Document Type



Virginia Institute of Marine Science

Publication Date



Eleven years of monitoring MSX (Minchinia nelsoni) in lower Chesapeake Bay has revealed no important changes in virulence, mortality rates and epizootiology. The James River has declined in seed production by factors of 5 to 10 times. Oysters in the seed area are rarely infected by MSX, but they have remained highly susceptible when transplanted to areas of MSX prevalence.

Some 80 lots of progeny have been bred in the laboratory and tested in the field for resistance to MSX between 1964 and 1970. The most resistant progeny were reared from highly selected parents that survived several years of MSX activity. Progeny from unselected parents of stocks in the upper James and York rivers often matched those from selected parents with occasional conspicuous exceptions. More susceptible were oysters bred from Potomac River and upper Chesapeake Bay stocks and those bred outside areas where MSX is endemic. Wild spatfalls in MSX areas exhibit low mortalities from the disease regardless of origin and history of parent stocks.
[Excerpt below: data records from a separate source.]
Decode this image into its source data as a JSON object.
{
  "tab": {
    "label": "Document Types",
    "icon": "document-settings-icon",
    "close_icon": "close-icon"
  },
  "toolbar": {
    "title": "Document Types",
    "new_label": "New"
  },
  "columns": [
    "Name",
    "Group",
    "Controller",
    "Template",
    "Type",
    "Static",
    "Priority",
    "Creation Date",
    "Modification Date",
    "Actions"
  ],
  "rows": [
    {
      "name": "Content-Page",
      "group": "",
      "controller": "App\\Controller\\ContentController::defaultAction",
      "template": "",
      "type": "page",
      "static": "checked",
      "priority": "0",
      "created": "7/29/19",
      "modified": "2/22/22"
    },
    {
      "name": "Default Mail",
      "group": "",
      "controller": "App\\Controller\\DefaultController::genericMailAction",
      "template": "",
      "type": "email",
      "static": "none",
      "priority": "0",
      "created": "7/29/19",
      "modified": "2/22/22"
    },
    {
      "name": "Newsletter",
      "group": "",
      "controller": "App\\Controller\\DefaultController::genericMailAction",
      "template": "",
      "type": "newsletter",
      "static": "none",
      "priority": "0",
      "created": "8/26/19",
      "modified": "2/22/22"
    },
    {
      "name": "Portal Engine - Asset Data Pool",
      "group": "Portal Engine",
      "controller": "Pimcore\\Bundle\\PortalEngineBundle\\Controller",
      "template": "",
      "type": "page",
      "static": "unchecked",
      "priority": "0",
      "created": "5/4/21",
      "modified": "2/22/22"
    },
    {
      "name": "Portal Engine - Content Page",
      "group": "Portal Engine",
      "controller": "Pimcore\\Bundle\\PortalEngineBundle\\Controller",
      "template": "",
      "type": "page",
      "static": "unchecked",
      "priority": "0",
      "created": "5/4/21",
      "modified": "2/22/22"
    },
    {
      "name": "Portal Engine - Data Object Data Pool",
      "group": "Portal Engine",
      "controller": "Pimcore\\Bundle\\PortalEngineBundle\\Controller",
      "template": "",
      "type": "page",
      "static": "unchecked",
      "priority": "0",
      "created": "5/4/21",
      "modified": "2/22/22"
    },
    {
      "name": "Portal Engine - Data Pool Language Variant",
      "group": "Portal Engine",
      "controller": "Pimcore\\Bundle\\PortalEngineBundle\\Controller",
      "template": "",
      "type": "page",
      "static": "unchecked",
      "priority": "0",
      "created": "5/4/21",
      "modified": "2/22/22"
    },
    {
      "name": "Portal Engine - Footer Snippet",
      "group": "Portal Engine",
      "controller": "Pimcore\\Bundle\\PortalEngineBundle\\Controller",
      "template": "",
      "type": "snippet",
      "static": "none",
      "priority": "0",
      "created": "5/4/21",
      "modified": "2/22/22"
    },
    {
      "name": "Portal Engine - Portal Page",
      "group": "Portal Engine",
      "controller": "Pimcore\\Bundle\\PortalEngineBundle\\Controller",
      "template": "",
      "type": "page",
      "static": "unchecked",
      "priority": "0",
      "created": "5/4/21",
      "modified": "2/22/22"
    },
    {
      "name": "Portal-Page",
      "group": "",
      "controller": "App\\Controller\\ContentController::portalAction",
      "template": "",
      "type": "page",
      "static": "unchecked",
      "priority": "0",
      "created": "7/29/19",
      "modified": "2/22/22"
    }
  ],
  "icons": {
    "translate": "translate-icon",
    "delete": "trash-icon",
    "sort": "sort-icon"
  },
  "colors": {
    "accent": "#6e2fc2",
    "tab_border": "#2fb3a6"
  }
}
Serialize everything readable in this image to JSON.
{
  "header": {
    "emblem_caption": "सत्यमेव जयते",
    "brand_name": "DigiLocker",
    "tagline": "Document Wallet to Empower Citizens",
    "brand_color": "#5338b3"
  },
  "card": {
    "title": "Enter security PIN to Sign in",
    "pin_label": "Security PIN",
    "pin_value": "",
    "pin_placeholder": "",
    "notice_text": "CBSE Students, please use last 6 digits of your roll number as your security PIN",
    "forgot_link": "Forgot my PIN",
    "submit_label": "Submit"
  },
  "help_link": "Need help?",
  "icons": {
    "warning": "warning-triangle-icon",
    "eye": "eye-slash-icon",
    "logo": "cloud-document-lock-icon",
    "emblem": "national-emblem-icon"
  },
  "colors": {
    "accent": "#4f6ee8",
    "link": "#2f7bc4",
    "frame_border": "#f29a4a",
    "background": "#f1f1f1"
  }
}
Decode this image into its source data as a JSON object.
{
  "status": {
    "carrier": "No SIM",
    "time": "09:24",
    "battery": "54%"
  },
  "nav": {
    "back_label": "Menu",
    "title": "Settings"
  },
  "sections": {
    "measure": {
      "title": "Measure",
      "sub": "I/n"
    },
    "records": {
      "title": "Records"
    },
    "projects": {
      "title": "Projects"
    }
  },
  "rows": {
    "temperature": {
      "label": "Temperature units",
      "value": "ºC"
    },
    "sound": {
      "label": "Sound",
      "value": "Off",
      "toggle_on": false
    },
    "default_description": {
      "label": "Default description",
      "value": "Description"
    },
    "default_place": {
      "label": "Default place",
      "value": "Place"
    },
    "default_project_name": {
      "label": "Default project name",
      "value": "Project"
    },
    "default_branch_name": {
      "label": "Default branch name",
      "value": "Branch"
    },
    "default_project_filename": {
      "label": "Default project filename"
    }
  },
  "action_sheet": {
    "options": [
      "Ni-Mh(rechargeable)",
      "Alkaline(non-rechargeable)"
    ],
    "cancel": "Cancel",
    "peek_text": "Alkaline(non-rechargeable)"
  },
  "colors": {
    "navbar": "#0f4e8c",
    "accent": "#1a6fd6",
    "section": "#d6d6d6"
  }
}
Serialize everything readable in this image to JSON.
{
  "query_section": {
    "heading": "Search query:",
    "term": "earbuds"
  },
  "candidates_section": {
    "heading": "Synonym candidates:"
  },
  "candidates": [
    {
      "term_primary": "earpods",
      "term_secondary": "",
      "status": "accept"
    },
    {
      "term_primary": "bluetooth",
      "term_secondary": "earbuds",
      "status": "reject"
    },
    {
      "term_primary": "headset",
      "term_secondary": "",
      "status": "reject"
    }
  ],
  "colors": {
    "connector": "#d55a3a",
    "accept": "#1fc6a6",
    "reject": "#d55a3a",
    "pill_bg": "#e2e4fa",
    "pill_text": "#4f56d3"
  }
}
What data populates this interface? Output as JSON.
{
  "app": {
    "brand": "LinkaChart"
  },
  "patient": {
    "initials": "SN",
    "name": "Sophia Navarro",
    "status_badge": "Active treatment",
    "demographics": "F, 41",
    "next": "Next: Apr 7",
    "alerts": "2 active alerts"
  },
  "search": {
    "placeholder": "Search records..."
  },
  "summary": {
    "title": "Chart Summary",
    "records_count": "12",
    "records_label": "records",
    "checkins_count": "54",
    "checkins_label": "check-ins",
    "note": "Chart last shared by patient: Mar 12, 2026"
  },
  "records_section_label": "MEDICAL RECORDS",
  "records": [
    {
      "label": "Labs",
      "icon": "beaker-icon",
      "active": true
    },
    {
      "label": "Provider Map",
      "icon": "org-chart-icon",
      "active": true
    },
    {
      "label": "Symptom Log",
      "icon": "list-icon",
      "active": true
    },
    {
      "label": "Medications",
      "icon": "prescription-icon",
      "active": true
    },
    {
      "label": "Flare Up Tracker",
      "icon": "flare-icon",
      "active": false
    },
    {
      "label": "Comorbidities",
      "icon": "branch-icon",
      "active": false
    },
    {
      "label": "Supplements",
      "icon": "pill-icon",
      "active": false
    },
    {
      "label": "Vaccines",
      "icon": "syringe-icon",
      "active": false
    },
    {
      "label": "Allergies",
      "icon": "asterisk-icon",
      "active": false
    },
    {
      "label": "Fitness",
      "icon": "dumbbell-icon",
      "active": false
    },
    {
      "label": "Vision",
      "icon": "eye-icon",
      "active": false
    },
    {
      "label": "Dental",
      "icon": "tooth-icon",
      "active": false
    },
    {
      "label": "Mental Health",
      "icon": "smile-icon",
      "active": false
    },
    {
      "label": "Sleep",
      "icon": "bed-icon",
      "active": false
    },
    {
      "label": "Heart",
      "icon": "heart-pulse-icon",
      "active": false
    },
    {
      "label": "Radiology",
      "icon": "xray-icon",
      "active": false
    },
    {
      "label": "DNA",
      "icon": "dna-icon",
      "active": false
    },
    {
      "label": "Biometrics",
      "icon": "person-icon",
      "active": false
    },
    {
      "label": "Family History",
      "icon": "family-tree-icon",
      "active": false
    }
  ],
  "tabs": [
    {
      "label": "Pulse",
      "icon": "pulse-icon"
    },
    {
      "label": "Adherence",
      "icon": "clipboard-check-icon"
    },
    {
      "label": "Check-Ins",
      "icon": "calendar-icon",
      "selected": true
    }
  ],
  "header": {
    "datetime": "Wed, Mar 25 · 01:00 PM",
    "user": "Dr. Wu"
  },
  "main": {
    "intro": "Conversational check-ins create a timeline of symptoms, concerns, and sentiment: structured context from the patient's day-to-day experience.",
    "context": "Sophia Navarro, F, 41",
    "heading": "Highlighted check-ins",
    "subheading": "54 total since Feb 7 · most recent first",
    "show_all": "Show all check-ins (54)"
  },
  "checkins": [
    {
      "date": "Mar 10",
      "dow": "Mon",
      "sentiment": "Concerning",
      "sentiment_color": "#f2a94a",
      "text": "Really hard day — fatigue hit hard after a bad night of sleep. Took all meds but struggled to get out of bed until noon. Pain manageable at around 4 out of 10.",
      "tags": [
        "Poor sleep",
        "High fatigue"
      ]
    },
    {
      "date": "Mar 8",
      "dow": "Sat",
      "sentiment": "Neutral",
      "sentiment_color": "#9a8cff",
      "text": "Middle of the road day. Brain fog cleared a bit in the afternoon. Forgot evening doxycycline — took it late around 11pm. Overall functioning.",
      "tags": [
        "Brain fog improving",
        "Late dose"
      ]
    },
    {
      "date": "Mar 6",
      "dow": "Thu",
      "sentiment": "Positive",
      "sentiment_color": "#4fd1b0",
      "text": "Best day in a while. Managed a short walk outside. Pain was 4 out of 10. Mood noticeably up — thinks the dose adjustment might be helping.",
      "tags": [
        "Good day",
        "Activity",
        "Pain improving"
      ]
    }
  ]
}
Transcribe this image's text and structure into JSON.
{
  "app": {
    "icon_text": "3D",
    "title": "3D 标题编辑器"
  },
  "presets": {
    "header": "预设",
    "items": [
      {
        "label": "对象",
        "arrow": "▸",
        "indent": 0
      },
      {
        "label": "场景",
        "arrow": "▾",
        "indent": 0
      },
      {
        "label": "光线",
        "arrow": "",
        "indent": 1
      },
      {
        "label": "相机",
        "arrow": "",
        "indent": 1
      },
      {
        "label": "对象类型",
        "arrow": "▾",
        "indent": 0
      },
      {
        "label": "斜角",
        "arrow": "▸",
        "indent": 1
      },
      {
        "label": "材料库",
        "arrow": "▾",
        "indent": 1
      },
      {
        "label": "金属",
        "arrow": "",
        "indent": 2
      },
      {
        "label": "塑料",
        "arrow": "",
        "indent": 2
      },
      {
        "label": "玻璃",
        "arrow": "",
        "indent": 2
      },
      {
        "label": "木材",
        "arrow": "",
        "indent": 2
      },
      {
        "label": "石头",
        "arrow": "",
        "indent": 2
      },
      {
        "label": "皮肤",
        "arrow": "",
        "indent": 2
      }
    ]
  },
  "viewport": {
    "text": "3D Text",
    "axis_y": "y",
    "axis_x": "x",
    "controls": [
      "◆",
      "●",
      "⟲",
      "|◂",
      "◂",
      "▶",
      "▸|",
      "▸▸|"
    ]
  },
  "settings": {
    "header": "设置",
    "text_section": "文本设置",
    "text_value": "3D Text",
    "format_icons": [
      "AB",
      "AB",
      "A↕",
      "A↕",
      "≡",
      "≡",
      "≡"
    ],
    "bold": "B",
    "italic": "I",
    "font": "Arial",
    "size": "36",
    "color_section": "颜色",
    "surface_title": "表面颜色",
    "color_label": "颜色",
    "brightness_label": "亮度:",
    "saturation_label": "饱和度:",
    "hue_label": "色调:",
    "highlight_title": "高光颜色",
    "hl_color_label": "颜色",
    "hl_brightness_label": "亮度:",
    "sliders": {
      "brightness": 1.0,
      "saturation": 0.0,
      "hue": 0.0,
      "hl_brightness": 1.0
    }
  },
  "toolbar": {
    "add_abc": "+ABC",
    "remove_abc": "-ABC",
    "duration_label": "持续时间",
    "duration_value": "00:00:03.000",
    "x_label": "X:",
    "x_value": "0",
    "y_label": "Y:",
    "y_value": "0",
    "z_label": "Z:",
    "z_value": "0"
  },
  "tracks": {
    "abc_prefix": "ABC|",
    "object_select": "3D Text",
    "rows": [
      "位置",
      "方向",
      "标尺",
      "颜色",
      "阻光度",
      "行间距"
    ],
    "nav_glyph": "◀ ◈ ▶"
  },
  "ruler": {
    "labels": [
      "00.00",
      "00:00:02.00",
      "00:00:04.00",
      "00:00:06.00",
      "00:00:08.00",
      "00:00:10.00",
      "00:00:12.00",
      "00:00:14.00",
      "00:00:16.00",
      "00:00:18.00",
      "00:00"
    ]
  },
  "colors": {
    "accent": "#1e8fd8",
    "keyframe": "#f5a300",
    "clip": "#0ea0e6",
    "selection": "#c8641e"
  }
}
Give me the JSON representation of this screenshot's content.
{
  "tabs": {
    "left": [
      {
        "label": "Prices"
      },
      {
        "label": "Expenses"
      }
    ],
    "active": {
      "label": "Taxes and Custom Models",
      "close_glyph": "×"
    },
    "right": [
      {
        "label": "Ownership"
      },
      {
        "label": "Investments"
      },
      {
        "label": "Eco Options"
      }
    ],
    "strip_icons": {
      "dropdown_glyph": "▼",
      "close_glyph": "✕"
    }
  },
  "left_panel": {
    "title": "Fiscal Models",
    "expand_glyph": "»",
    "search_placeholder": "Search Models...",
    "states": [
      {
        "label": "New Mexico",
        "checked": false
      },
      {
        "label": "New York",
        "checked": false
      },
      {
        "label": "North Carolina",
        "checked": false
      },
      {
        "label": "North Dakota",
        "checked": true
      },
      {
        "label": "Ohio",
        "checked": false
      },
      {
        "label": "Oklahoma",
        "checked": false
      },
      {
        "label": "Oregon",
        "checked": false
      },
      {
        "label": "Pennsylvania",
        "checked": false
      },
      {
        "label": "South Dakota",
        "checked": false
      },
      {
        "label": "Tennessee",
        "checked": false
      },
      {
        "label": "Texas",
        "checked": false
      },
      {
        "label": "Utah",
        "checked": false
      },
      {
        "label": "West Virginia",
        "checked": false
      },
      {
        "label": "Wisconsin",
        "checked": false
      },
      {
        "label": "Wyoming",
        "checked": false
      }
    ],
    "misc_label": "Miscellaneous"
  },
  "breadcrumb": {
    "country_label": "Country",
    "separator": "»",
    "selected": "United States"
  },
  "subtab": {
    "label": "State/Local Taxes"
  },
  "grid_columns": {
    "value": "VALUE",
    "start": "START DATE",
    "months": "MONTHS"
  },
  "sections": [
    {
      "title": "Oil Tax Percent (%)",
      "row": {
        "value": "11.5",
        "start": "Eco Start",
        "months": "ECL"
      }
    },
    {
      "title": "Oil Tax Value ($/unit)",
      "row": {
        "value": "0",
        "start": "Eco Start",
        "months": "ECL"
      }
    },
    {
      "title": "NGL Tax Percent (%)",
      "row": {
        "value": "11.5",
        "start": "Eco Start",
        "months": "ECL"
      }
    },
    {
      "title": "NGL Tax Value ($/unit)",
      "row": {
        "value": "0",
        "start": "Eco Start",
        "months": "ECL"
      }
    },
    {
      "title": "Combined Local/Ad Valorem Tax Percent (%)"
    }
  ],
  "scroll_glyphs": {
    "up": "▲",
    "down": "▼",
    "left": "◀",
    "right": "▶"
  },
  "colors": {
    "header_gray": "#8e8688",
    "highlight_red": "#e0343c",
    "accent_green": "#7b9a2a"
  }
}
In Virginia, MSX may usually be thwarted by use of seed reared in prevalent areas but scarcity of such seed and other factors of predation and smothering have prevented use of ravaged beds _formerly planted with James River seed.


Oysters -- Virginia -- Immunology